Entries supplied:
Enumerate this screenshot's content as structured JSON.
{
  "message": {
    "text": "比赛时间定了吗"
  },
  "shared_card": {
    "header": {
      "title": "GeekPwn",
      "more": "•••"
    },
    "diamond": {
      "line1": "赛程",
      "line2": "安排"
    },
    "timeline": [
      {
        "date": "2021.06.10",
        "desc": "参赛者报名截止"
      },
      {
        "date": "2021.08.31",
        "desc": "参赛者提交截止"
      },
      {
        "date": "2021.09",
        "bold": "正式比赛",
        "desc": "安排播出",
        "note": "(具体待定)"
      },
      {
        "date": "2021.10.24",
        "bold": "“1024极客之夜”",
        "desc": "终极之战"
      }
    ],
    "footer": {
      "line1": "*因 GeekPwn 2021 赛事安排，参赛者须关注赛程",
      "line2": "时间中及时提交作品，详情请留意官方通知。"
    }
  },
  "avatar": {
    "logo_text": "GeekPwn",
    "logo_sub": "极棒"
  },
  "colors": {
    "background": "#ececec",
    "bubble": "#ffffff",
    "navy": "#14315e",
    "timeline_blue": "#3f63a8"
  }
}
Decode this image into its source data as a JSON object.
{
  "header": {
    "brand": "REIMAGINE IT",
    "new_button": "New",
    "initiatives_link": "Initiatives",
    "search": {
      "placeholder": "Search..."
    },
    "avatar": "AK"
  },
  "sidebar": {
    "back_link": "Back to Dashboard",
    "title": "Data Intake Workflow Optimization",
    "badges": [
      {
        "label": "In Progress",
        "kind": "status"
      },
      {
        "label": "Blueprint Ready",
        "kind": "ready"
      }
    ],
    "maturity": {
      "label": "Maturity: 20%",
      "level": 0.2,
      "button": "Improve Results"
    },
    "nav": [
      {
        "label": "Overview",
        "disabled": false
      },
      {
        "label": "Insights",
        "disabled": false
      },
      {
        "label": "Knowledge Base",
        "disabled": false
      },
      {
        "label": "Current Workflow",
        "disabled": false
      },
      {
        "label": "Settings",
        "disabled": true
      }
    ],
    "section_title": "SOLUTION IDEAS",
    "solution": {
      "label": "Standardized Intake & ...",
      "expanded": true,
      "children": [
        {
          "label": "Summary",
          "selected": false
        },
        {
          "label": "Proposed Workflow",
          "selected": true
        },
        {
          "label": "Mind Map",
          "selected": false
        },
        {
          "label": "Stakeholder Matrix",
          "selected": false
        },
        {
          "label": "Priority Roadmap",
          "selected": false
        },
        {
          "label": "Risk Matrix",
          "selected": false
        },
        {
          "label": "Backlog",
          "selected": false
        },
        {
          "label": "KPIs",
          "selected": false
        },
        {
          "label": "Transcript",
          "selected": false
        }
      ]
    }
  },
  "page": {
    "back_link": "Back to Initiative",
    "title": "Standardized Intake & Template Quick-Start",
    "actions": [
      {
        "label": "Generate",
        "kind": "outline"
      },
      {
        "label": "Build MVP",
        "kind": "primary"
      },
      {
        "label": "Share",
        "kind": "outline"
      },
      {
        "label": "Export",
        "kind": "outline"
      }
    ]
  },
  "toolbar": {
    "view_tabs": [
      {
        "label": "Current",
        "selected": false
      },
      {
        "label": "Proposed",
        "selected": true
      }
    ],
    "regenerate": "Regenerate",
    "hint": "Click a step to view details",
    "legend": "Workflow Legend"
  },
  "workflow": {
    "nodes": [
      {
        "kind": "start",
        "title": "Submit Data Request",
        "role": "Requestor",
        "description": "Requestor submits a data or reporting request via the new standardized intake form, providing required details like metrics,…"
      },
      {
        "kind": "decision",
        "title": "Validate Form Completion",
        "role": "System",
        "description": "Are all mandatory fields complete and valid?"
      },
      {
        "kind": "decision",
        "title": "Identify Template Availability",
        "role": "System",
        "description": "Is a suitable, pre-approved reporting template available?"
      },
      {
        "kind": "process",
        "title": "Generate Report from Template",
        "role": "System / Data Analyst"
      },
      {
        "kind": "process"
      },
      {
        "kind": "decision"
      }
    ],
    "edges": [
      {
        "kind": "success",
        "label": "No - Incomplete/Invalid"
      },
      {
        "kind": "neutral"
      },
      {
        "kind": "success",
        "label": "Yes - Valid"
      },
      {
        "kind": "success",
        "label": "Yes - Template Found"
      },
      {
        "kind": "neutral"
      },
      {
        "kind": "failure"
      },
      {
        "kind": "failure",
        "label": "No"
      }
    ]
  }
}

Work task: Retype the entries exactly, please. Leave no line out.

Output below:
Enumerate this screenshot's content as structured JSON.
{
  "message": {
    "text": "比赛时间定了吗"
  },
  "shared_card": {
    "header": {
      "title": "GeekPwn",
      "more": "•••"
    },
    "diamond": {
      "line1": "赛程",
      "line2": "安排"
    },
    "timeline": [
      {
        "date": "2021.06.10",
        "desc": "参赛者报名截止"
      },
      {
        "date": "2021.08.31",
        "desc": "参赛者提交截止"
      },
      {
        "date": "2021.09",
        "bold": "正式比赛",
        "desc": "安排播出",
        "note": "(具体待定)"
      },
      {
        "date": "2021.10.24",
        "bold": "“1024极客之夜”",
        "desc": "终极之战"
      }
    ],
    "footer": {
      "line1": "*因 GeekPwn 2021 赛事安排，参赛者须关注赛程",
      "line2": "时间中及时提交作品，详情请留意官方通知。"
    }
  },
  "avatar": {
    "logo_text": "GeekPwn",
    "logo_sub": "极棒"
  },
  "colors": {
    "background": "#ececec",
    "bubble": "#ffffff",
    "navy": "#14315e",
    "timeline_blue": "#3f63a8"
  }
}
Decode this image into its source data as a JSON object.
{
  "header": {
    "brand": "REIMAGINE IT",
    "new_button": "New",
    "initiatives_link": "Initiatives",
    "search": {
      "placeholder": "Search..."
    },
    "avatar": "AK"
  },
  "sidebar": {
    "back_link": "Back to Dashboard",
    "title": "Data Intake Workflow Optimization",
    "badges": [
      {
        "label": "In Progress",
        "kind": "status"
      },
      {
        "label": "Blueprint Ready",
        "kind": "ready"
      }
    ],
    "maturity": {
      "label": "Maturity: 20%",
      "level": 0.2,
      "button": "Improve Results"
    },
    "nav": [
      {
        "label": "Overview",
        "disabled": false
      },
      {
        "label": "Insights",
        "disabled": false
      },
      {
        "label": "Knowledge Base",
        "disabled": false
      },
      {
        "label": "Current Workflow",
        "disabled": false
      },
      {
        "label": "Settings",
        "disabled": true
      }
    ],
    "section_title": "SOLUTION IDEAS",
    "solution": {
      "label": "Standardized Intake & ...",
      "expanded": true,
      "children": [
        {
          "label": "Summary",
          "selected": false
        },
        {
          "label": "Proposed Workflow",
          "selected": true
        },
        {
          "label": "Mind Map",
          "selected": false
        },
        {
          "label": "Stakeholder Matrix",
          "selected": false
        },
        {
          "label": "Priority Roadmap",
          "selected": false
        },
        {
          "label": "Risk Matrix",
          "selected": false
        },
        {
          "label": "Backlog",
          "selected": false
        },
        {
          "label": "KPIs",
          "selected": false
        },
        {
          "label": "Transcript",
          "selected": false
        }
      ]
    }
  },
  "page": {
    "back_link": "Back to Initiative",
    "title": "Standardized Intake & Template Quick-Start",
    "actions": [
      {
        "label": "Generate",
        "kind": "outline"
      },
      {
        "label": "Build MVP",
        "kind": "primary"
      },
      {
        "label": "Share",
        "kind": "outline"
      },
      {
        "label": "Export",
        "kind": "outline"
      }
    ]
  },
  "toolbar": {
    "view_tabs": [
      {
        "label": "Current",
        "selected": false
      },
      {
        "label": "Proposed",
        "selected": true
      }
    ],
    "regenerate": "Regenerate",
    "hint": "Click a step to view details",
    "legend": "Workflow Legend"
  },
  "workflow": {
    "nodes": [
      {
        "kind": "start",
        "title": "Submit Data Request",
        "role": "Requestor",
        "description": "Requestor submits a data or reporting request via the new standardized intake form, providing required details like metrics,…"
      },
      {
        "kind": "decision",
        "title": "Validate Form Completion",
        "role": "System",
        "description": "Are all mandatory fields complete and valid?"
      },
      {
        "kind": "decision",
        "title": "Identify Template Availability",
        "role": "System",
        "description": "Is a suitable, pre-approved reporting template available?"
      },
      {
        "kind": "process",
        "title": "Generate Report from Template",
        "role": "System / Data Analyst"
      },
      {
        "kind": "process"
      },
      {
        "kind": "decision"
      }
    ],
    "edges": [
      {
        "kind": "success",
        "label": "No - Incomplete/Invalid"
      },
      {
        "kind": "neutral"
      },
      {
        "kind": "success",
        "label": "Yes - Valid"
      },
      {
        "kind": "success",
        "label": "Yes - Template Found"
      },
      {
        "kind": "neutral"
      },
      {
        "kind": "failure"
      },
      {
        "kind": "failure",
        "label": "No"
      }
    ]
  }
}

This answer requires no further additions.